**MATERIAL SHOWN**.
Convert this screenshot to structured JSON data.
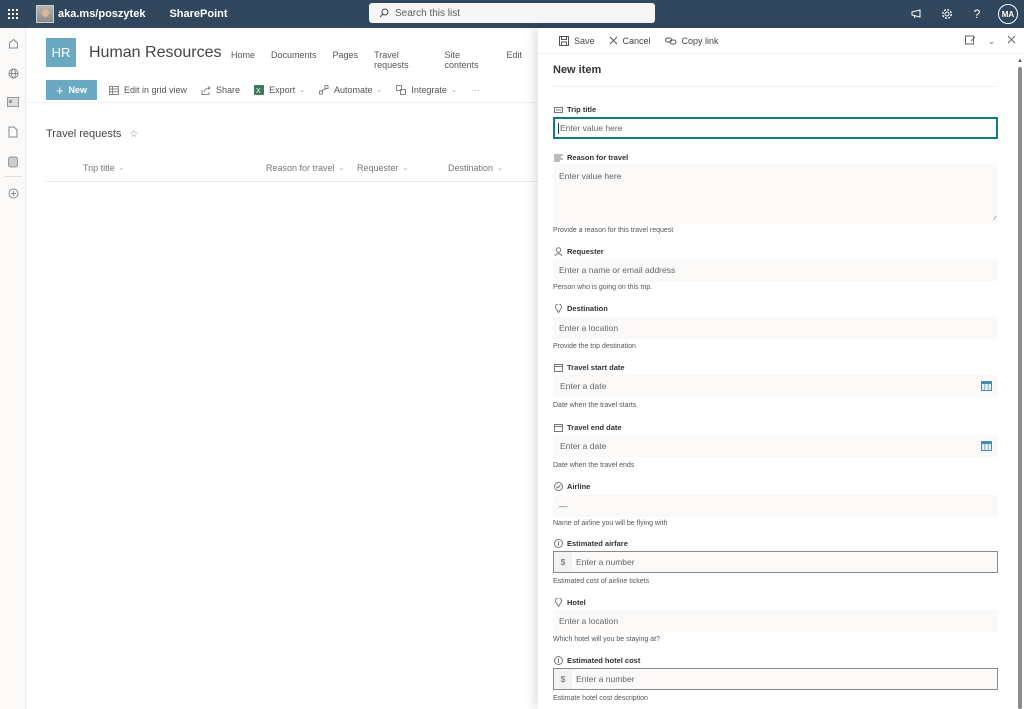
{
  "topbar": {
    "site_link": "aka.ms/poszytek",
    "app_name": "SharePoint",
    "search_placeholder": "Search this list",
    "user_initials": "MA",
    "icons": [
      "waffle-icon",
      "megaphone-icon",
      "gear-icon",
      "help-icon"
    ]
  },
  "leftrail": {
    "icons": [
      "home-icon",
      "globe-icon",
      "news-icon",
      "document-icon",
      "database-icon",
      "add-circle-icon"
    ]
  },
  "site": {
    "logo_text": "HR",
    "title": "Human Resources",
    "nav": [
      "Home",
      "Documents",
      "Pages",
      "Travel requests",
      "Site contents",
      "Edit"
    ]
  },
  "commandbar": {
    "new_label": "New",
    "items": [
      {
        "label": "Edit in grid view",
        "icon": "grid-icon",
        "dropdown": false
      },
      {
        "label": "Share",
        "icon": "share-icon",
        "dropdown": false
      },
      {
        "label": "Export",
        "icon": "excel-icon",
        "dropdown": true
      },
      {
        "label": "Automate",
        "icon": "flow-icon",
        "dropdown": true
      },
      {
        "label": "Integrate",
        "icon": "integrate-icon",
        "dropdown": true
      }
    ],
    "more_label": "···"
  },
  "list": {
    "title": "Travel requests",
    "columns": [
      "Trip title",
      "Reason for travel",
      "Requester",
      "Destination"
    ]
  },
  "panel": {
    "save_label": "Save",
    "cancel_label": "Cancel",
    "copy_link_label": "Copy link",
    "title": "New item",
    "fields": [
      {
        "label": "Trip title",
        "icon": "text-field-icon",
        "placeholder": "Enter value here",
        "help": ""
      },
      {
        "label": "Reason for travel",
        "icon": "multiline-text-icon",
        "placeholder": "Enter value here",
        "help": "Provide a reason for this travel request"
      },
      {
        "label": "Requester",
        "icon": "person-icon",
        "placeholder": "Enter a name or email address",
        "help": "Person who is going on this trip."
      },
      {
        "label": "Destination",
        "icon": "location-pin-icon",
        "placeholder": "Enter a location",
        "help": "Provide the trip destination"
      },
      {
        "label": "Travel start date",
        "icon": "calendar-icon",
        "placeholder": "Enter a date",
        "help": "Date when the travel starts"
      },
      {
        "label": "Travel end date",
        "icon": "calendar-icon",
        "placeholder": "Enter a date",
        "help": "Date when the travel ends"
      },
      {
        "label": "Airline",
        "icon": "choice-icon",
        "placeholder": "—",
        "help": "Name of airline you will be flying with"
      },
      {
        "label": "Estimated airfare",
        "icon": "number-icon",
        "prefix": "$",
        "placeholder": "Enter a number",
        "help": "Estimated cost of airline tickets"
      },
      {
        "label": "Hotel",
        "icon": "location-pin-icon",
        "placeholder": "Enter a location",
        "help": "Which hotel will you be staying at?"
      },
      {
        "label": "Estimated hotel cost",
        "icon": "number-icon",
        "prefix": "$",
        "placeholder": "Enter a number",
        "help": "Estimate hotel cost description"
      }
    ]
  },
  "colors": {
    "topbar_bg": "#31475e",
    "accent": "#6aa9c1",
    "focus_border": "#0e7e7a"
  }
}
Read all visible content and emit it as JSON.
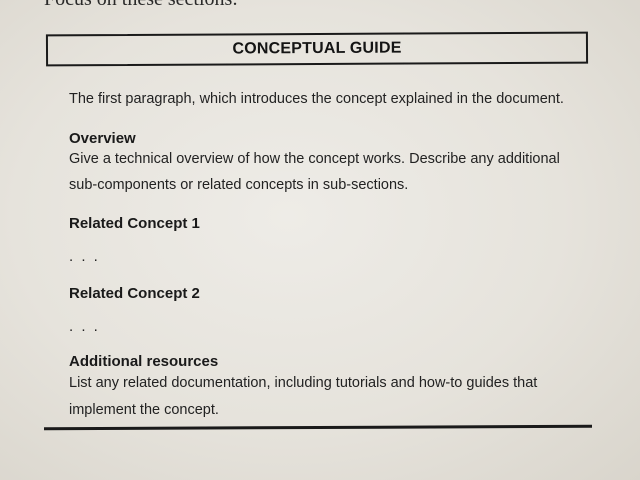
{
  "top_text": "Focus on these sections:",
  "box_title": "CONCEPTUAL GUIDE",
  "intro": "The first paragraph, which introduces the concept explained in the document.",
  "sections": {
    "overview": {
      "heading": "Overview",
      "line1": "Give a technical overview of how the concept works. Describe any additional",
      "line2": "sub-components or related concepts in sub-sections."
    },
    "related1": {
      "heading": "Related Concept 1",
      "body": ". . ."
    },
    "related2": {
      "heading": "Related Concept 2",
      "body": ". . ."
    },
    "resources": {
      "heading": "Additional resources",
      "line1": "List any related documentation, including tutorials and how-to guides that",
      "line2": "implement the concept."
    }
  }
}
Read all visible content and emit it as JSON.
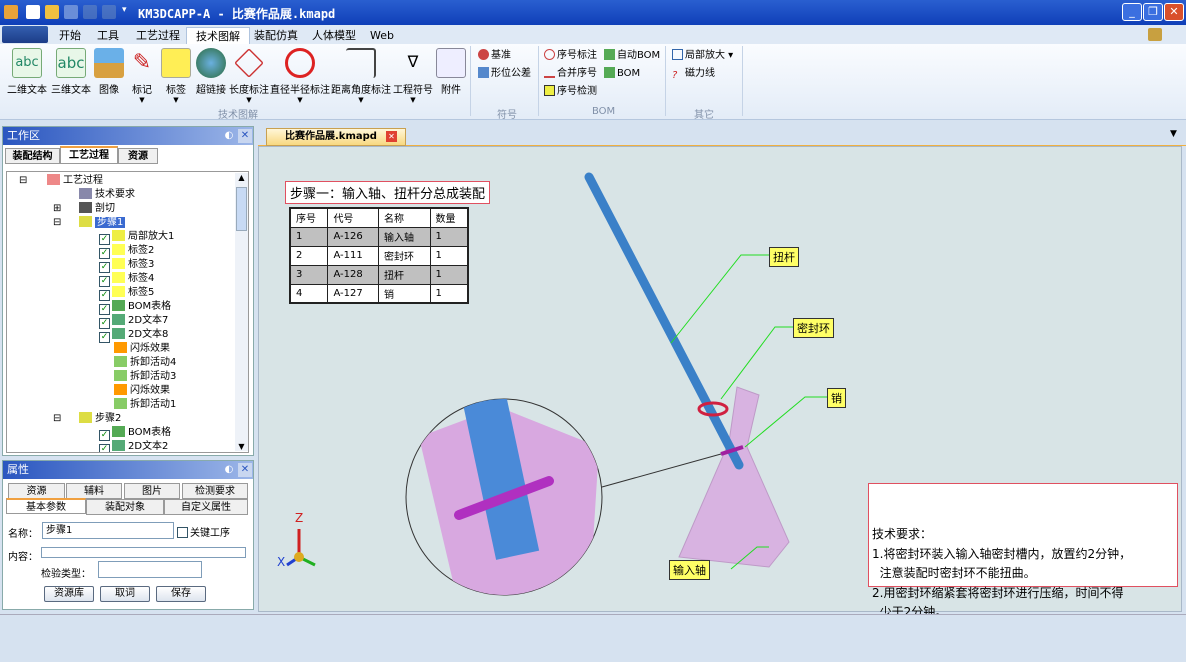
{
  "window": {
    "title": "KM3DCAPP-A - 比赛作品展.kmapd"
  },
  "ribbon_tabs": [
    "开始",
    "工具",
    "工艺过程",
    "技术图解",
    "装配仿真",
    "人体模型",
    "Web"
  ],
  "active_tab": "技术图解",
  "ribbon": {
    "tech_buttons": [
      "二维文本",
      "三维文本",
      "图像",
      "标记",
      "标签",
      "超链接",
      "长度标注",
      "直径半径标注",
      "距离角度标注",
      "工程符号",
      "附件"
    ],
    "tech_group": "技术图解",
    "symbol_items": [
      "基准",
      "形位公差"
    ],
    "symbol_group": "符号",
    "bom_items": [
      "序号标注",
      "合并序号",
      "序号检测",
      "自动BOM",
      "BOM"
    ],
    "bom_group": "BOM",
    "other_items": [
      "局部放大",
      "磁力线"
    ],
    "other_group": "其它"
  },
  "workspace": {
    "title": "工作区",
    "tabs": [
      "装配结构",
      "工艺过程",
      "资源"
    ],
    "active_tab": "工艺过程",
    "tree": [
      "工艺过程",
      "技术要求",
      "剖切",
      "步骤1",
      "局部放大1",
      "标签2",
      "标签3",
      "标签4",
      "标签5",
      "BOM表格",
      "2D文本7",
      "2D文本8",
      "闪烁效果",
      "拆卸活动4",
      "拆卸活动3",
      "闪烁效果",
      "拆卸活动1",
      "步骤2",
      "BOM表格",
      "2D文本2"
    ]
  },
  "properties": {
    "title": "属性",
    "tabs_row1": [
      "资源",
      "辅料",
      "图片",
      "检测要求"
    ],
    "tabs_row2": [
      "基本参数",
      "装配对象",
      "自定义属性"
    ],
    "name_label": "名称：",
    "name_value": "步骤1",
    "key_process_label": "关键工序",
    "key_process_checked": false,
    "content_label": "内容：",
    "content_value": "",
    "inspect_label": "检验类型：",
    "inspect_value": "",
    "buttons": [
      "资源库",
      "取词",
      "保存"
    ]
  },
  "document": {
    "tab": "比赛作品展.kmapd",
    "step_title": "步骤一：输入轴、扭杆分总成装配",
    "bom_headers": [
      "序号",
      "代号",
      "名称",
      "数量"
    ],
    "bom_rows": [
      [
        "1",
        "A-126",
        "输入轴",
        "1"
      ],
      [
        "2",
        "A-111",
        "密封环",
        "1"
      ],
      [
        "3",
        "A-128",
        "扭杆",
        "1"
      ],
      [
        "4",
        "A-127",
        "销",
        "1"
      ]
    ],
    "labels": [
      "扭杆",
      "密封环",
      "销",
      "输入轴"
    ],
    "tech_req": [
      "技术要求：",
      "1.将密封环装入输入轴密封槽内，放置约2分钟，",
      "  注意装配时密封环不能扭曲。",
      "2.用密封环缩紧套将密封环进行压缩，时间不得",
      "  少于2分钟。"
    ],
    "axes": [
      "Z",
      "X"
    ]
  }
}
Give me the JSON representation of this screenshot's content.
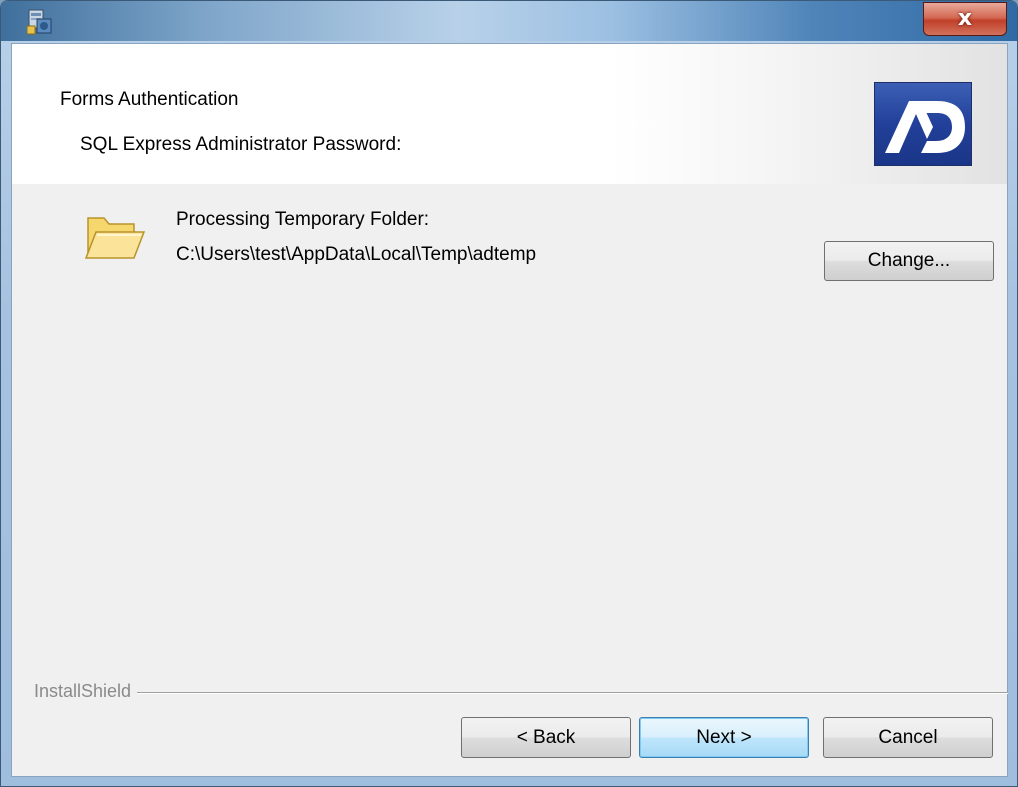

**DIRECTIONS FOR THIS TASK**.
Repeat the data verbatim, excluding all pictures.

**EXPECTED ANSWER**.
Convert this screenshot to structured JSON data.
{
  "topbar": {
    "site_link": "aka.ms/poszytek",
    "app_name": "SharePoint",
    "search_placeholder": "Search this list",
    "user_initials": "MA",
    "icons": [
      "waffle-icon",
      "megaphone-icon",
      "gear-icon",
      "help-icon"
    ]
  },
  "leftrail": {
    "icons": [
      "home-icon",
      "globe-icon",
      "news-icon",
      "document-icon",
      "database-icon",
      "add-circle-icon"
    ]
  },
  "site": {
    "logo_text": "HR",
    "title": "Human Resources",
    "nav": [
      "Home",
      "Documents",
      "Pages",
      "Travel requests",
      "Site contents",
      "Edit"
    ]
  },
  "commandbar": {
    "new_label": "New",
    "items": [
      {
        "label": "Edit in grid view",
        "icon": "grid-icon",
        "dropdown": false
      },
      {
        "label": "Share",
        "icon": "share-icon",
        "dropdown": false
      },
      {
        "label": "Export",
        "icon": "excel-icon",
        "dropdown": true
      },
      {
        "label": "Automate",
        "icon": "flow-icon",
        "dropdown": true
      },
      {
        "label": "Integrate",
        "icon": "integrate-icon",
        "dropdown": true
      }
    ],
    "more_label": "···"
  },
  "list": {
    "title": "Travel requests",
    "columns": [
      "Trip title",
      "Reason for travel",
      "Requester",
      "Destination"
    ]
  },
  "panel": {
    "save_label": "Save",
    "cancel_label": "Cancel",
    "copy_link_label": "Copy link",
    "title": "New item",
    "fields": [
      {
        "label": "Trip title",
        "icon": "text-field-icon",
        "placeholder": "Enter value here",
        "help": ""
      },
      {
        "label": "Reason for travel",
        "icon": "multiline-text-icon",
        "placeholder": "Enter value here",
        "help": "Provide a reason for this travel request"
      },
      {
        "label": "Requester",
        "icon": "person-icon",
        "placeholder": "Enter a name or email address",
        "help": "Person who is going on this trip."
      },
      {
        "label": "Destination",
        "icon": "location-pin-icon",
        "placeholder": "Enter a location",
        "help": "Provide the trip destination"
      },
      {
        "label": "Travel start date",
        "icon": "calendar-icon",
        "placeholder": "Enter a date",
        "help": "Date when the travel starts"
      },
      {
        "label": "Travel end date",
        "icon": "calendar-icon",
        "placeholder": "Enter a date",
        "help": "Date when the travel ends"
      },
      {
        "label": "Airline",
        "icon": "choice-icon",
        "placeholder": "—",
        "help": "Name of airline you will be flying with"
      },
      {
        "label": "Estimated airfare",
        "icon": "number-icon",
        "prefix": "$",
        "placeholder": "Enter a number",
        "help": "Estimated cost of airline tickets"
      },
      {
        "label": "Hotel",
        "icon": "location-pin-icon",
        "placeholder": "Enter a location",
        "help": "Which hotel will you be staying at?"
      },
      {
        "label": "Estimated hotel cost",
        "icon": "number-icon",
        "prefix": "$",
        "placeholder": "Enter a number",
        "help": "Estimate hotel cost description"
      }
    ]
  },
  "colors": {
    "topbar_bg": "#31475e",
    "accent": "#6aa9c1",
    "focus_border": "#0e7e7a"
  }
}
Read all visible content and emit it as JSON.
{
  "top_text": "Focus on these sections:",
  "box_title": "CONCEPTUAL GUIDE",
  "intro": "The first paragraph, which introduces the concept explained in the document.",
  "sections": {
    "overview": {
      "heading": "Overview",
      "line1": "Give a technical overview of how the concept works. Describe any additional",
      "line2": "sub-components or related concepts in sub-sections."
    },
    "related1": {
      "heading": "Related Concept 1",
      "body": ". . ."
    },
    "related2": {
      "heading": "Related Concept 2",
      "body": ". . ."
    },
    "resources": {
      "heading": "Additional resources",
      "line1": "List any related documentation, including tutorials and how-to guides that",
      "line2": "implement the concept."
    }
  }
}
Read all visible content and emit it as JSON.
{
  "window": {
    "title": "KM3DCAPP-A - 比赛作品展.kmapd"
  },
  "ribbon_tabs": [
    "开始",
    "工具",
    "工艺过程",
    "技术图解",
    "装配仿真",
    "人体模型",
    "Web"
  ],
  "active_tab": "技术图解",
  "ribbon": {
    "tech_buttons": [
      "二维文本",
      "三维文本",
      "图像",
      "标记",
      "标签",
      "超链接",
      "长度标注",
      "直径半径标注",
      "距离角度标注",
      "工程符号",
      "附件"
    ],
    "tech_group": "技术图解",
    "symbol_items": [
      "基准",
      "形位公差"
    ],
    "symbol_group": "符号",
    "bom_items": [
      "序号标注",
      "合并序号",
      "序号检测",
      "自动BOM",
      "BOM"
    ],
    "bom_group": "BOM",
    "other_items": [
      "局部放大",
      "磁力线"
    ],
    "other_group": "其它"
  },
  "workspace": {
    "title": "工作区",
    "tabs": [
      "装配结构",
      "工艺过程",
      "资源"
    ],
    "active_tab": "工艺过程",
    "tree": [
      "工艺过程",
      "技术要求",
      "剖切",
      "步骤1",
      "局部放大1",
      "标签2",
      "标签3",
      "标签4",
      "标签5",
      "BOM表格",
      "2D文本7",
      "2D文本8",
      "闪烁效果",
      "拆卸活动4",
      "拆卸活动3",
      "闪烁效果",
      "拆卸活动1",
      "步骤2",
      "BOM表格",
      "2D文本2"
    ]
  },
  "properties": {
    "title": "属性",
    "tabs_row1": [
      "资源",
      "辅料",
      "图片",
      "检测要求"
    ],
    "tabs_row2": [
      "基本参数",
      "装配对象",
      "自定义属性"
    ],
    "name_label": "名称：",
    "name_value": "步骤1",
    "key_process_label": "关键工序",
    "key_process_checked": false,
    "content_label": "内容：",
    "content_value": "",
    "inspect_label": "检验类型：",
    "inspect_value": "",
    "buttons": [
      "资源库",
      "取词",
      "保存"
    ]
  },
  "document": {
    "tab": "比赛作品展.kmapd",
    "step_title": "步骤一：输入轴、扭杆分总成装配",
    "bom_headers": [
      "序号",
      "代号",
      "名称",
      "数量"
    ],
    "bom_rows": [
      [
        "1",
        "A-126",
        "输入轴",
        "1"
      ],
      [
        "2",
        "A-111",
        "密封环",
        "1"
      ],
      [
        "3",
        "A-128",
        "扭杆",
        "1"
      ],
      [
        "4",
        "A-127",
        "销",
        "1"
      ]
    ],
    "labels": [
      "扭杆",
      "密封环",
      "销",
      "输入轴"
    ],
    "tech_req": [
      "技术要求：",
      "1.将密封环装入输入轴密封槽内，放置约2分钟，",
      "  注意装配时密封环不能扭曲。",
      "2.用密封环缩紧套将密封环进行压缩，时间不得",
      "  少于2分钟。"
    ],
    "axes": [
      "Z",
      "X"
    ]
  }
}
Give me the JSON representation of this screenshot's content.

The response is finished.